Every year - right after the Venice Film Festival - the Green Drop Award acknowledges the movie, which better displays the values of ecology, sustainable development and cooperation between people. The trophy contains the soil from different places on Earth, to raise awareness on relevant environmental issues.
The 2020 edition of the Green Drop Award is won by Forada (province of Belluno) and shows environmental impacts of global warming which occurred between the Paleocene and Eocene eras in that area. The drop-shaped glass award contains the soil of Forada (BL), in order to testify the climate catastrophe which happened 56 million years ago, as a warning to not make it happen again.

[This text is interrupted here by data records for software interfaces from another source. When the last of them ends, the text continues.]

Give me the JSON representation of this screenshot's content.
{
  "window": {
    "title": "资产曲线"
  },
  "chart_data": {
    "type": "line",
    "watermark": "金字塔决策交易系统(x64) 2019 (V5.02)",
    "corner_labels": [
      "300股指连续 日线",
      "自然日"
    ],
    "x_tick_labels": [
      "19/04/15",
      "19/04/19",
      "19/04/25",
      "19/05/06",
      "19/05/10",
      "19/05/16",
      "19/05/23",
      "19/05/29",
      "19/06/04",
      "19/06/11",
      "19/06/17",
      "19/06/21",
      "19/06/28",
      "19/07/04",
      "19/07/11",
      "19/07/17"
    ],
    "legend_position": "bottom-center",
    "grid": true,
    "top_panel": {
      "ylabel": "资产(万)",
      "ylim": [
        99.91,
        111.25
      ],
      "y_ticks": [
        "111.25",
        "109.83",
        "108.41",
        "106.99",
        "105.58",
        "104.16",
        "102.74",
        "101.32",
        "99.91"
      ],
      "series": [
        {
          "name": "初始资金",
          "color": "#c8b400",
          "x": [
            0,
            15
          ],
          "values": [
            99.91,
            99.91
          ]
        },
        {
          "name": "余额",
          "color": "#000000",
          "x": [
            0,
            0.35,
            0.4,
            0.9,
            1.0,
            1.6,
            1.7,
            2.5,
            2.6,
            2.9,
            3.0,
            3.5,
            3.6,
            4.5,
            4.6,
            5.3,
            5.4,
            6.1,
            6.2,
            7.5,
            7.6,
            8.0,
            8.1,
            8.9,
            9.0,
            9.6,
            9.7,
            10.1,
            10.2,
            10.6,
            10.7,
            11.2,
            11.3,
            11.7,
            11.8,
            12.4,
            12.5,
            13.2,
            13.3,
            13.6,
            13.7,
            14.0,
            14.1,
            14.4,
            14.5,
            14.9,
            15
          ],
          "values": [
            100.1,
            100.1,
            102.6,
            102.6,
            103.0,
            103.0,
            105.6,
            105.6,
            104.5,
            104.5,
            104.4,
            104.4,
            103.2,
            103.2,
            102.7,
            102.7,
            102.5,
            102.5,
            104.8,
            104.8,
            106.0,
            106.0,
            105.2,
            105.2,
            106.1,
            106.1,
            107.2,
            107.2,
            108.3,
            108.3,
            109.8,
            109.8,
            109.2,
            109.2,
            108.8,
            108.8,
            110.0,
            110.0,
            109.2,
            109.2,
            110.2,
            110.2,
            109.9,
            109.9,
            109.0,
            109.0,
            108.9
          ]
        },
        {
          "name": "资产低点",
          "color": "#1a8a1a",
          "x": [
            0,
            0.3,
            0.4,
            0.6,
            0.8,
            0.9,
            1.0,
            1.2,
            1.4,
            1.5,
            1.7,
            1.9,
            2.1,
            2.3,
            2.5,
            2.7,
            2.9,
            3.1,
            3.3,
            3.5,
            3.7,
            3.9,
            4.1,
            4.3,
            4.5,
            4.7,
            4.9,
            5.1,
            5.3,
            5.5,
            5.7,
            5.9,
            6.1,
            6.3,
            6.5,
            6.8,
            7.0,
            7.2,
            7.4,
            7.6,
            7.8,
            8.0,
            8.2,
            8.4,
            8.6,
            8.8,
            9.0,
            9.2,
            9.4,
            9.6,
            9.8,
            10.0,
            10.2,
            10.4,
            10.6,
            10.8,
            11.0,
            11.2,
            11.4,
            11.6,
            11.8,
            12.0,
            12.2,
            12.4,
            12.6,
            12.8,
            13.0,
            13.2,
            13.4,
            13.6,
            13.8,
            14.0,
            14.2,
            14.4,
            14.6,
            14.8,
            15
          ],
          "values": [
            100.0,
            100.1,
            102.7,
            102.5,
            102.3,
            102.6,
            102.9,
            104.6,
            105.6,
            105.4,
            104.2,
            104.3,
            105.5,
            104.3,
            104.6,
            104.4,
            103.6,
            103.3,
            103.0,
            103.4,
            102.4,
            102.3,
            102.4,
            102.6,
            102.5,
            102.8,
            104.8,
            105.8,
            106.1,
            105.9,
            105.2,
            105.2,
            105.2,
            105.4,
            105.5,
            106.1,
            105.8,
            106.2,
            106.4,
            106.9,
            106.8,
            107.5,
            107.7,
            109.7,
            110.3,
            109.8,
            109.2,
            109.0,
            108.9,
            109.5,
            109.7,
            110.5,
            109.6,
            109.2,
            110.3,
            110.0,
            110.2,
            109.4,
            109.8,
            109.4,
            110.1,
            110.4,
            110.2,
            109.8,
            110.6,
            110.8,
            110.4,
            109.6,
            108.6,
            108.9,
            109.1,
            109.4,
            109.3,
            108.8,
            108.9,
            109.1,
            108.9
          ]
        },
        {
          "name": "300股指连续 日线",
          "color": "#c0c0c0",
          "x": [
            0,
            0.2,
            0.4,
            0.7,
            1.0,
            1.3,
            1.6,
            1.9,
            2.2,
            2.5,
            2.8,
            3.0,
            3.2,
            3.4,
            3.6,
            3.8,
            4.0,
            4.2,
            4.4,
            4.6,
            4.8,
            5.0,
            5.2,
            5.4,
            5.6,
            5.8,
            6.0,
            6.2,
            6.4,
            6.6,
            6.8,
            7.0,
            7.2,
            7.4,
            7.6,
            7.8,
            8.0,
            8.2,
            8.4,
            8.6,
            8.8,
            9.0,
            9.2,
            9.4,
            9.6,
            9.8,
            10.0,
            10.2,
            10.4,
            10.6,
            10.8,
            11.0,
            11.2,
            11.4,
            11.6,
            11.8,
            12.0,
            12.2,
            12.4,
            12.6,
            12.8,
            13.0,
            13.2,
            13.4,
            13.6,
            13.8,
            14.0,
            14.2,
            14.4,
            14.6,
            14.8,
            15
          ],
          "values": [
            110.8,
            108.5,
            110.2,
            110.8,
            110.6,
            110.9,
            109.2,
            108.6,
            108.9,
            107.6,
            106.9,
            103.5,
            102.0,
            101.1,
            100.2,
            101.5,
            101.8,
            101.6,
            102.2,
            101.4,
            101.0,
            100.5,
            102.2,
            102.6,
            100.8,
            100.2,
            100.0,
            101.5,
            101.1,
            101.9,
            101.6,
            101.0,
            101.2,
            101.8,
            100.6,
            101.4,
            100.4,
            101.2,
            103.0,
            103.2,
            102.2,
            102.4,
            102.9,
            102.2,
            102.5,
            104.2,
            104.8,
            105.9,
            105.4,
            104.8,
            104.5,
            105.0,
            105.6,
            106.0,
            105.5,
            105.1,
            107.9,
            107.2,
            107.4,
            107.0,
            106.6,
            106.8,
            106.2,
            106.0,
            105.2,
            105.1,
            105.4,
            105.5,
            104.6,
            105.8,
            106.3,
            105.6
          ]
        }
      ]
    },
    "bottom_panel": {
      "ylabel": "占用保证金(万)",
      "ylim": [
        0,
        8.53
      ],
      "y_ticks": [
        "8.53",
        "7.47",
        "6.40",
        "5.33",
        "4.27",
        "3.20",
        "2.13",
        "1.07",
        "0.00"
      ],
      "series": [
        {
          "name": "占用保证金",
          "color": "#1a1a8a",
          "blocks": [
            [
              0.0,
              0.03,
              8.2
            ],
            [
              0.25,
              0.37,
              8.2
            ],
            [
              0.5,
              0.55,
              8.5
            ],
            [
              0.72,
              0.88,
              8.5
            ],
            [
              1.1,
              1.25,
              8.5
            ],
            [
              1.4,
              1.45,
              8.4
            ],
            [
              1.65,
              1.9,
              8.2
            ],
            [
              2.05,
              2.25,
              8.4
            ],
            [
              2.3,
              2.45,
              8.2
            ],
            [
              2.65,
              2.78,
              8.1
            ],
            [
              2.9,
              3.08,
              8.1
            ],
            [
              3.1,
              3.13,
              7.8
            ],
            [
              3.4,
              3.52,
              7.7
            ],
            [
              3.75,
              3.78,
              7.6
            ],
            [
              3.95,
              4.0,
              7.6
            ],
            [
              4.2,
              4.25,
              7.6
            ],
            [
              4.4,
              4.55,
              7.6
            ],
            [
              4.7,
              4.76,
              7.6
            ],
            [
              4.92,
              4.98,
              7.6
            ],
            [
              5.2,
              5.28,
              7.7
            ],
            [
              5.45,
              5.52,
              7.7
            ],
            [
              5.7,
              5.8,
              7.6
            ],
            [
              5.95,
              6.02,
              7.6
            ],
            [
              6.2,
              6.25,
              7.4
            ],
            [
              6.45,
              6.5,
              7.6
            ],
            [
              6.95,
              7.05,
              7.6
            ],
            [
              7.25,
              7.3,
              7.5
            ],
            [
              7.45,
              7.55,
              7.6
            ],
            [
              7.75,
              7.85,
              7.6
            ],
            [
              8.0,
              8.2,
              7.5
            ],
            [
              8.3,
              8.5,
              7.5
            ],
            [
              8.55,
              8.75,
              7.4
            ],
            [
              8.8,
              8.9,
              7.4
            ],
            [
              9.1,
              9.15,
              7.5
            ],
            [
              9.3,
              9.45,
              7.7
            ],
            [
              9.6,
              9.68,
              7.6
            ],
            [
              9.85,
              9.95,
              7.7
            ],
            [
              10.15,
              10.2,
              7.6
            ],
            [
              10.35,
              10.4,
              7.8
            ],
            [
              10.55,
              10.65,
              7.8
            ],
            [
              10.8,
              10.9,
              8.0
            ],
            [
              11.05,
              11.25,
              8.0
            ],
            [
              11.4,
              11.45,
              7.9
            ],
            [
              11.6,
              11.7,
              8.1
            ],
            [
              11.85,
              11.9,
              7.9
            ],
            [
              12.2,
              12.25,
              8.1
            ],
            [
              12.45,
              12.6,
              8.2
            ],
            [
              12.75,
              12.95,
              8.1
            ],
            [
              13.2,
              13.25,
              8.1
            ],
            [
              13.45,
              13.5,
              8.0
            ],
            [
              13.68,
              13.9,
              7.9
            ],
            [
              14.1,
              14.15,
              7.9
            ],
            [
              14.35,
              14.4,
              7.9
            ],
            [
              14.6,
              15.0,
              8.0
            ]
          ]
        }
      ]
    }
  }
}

From 2012, in the Green Drop Award competition, Green Cross Italia honours the movie, which better displays the values of ecology, sustainable development and cooperation between people – among the ones competing in the Venice International Film Festival. The Green Drop Award 2020 – which is a drop-shaped Murano glass by the Master Simone Cenedese –goes to Forada in the municipality of Borgo Valbelluna (in the province of Belluno). A land which reveals the environmental impacts of the most dramatic, the most extreme, and quickest – as defined by scientists – global warming occurred about 56 million years ago when our Planet was different from as we know it nowadays. This exceptional hyperthermal event is known as the Paleocene-Eocene Thermal Maximum (known as PETM).
In a few thousand years, average temperatures on the globe increased by at least 5 degrees Celsius, resulting in a massive release of CO2 and other greenhouse gases into the oceans and in the atmosphere. An event which triggered remarkable repercussions on climate, environment, wildlife and plants.
"In thousands of years, the Planet geologically changed in an extremely short time frame. This helps us to understand how severe climate change can become even nowadays. Such changes can be triggered by an amount of carbon dioxide, which is released into the atmosphere ten times faster than 56 million years ago," explains Professor Rodolfo Coccioni, palaeontologist and geologist.
"It is significant for us to continue talking about climate change,” says Elio Pacilio, president of Green Cross Italia. “We chose to do this through a soil which recounts the story of the Earth’s upheaval. This year's award is a warning of what is currently going on: the impacts of the current climate crisis are getting more and more regular and visible. This represents a symbol to build a sustainable future to prevent disasters from happening again”.
The 2020 edition is provided by the patronage of the Ministry of Environment and Protection of the Territory and the Sea, ENEA and the Sardinia Film Commission.
The past editions winners
The first winner of the Awards was Brazil in 2012, with the soil collected at “Rio+20” – the UN Conference on Sustainable Development. In 2013, the sand of Egypt, in 2013, as a sign of solidarity; the following year it was the turn of the sand from Antarctica, to raise awareness about the threats of global warming.
In the 2015 edition, the "green glass drop" award was won by Senegal, a country where Green Cross cooperation projects take place (where desertification takes place and people have to face poverty and hunger). In 2016, the year of the encyclical “Laudato si”, Assisi was awarded – since it is the birthplace of St. Francis. For the 2018 Green Drop Award, the loam of the Icelandic volcano Laki was awarded, whose eruption of 1784 caused deaths, harsh winters, torrid summers, floods and famines.
The soil contained in the Green Drop Award 2019 came from the land known as “the cradle of humanity”: the Olduvai gorge, the area of Tanzania where the first hominins learned to live and cooperate and then migrated to reach every part of the planet. This was also one of the most important places in the history of cinema. Here, the filmmaker Stanley Kubrick and writer Arthur C. Clarke set the first chapter of “2001: A Space Odyssey”.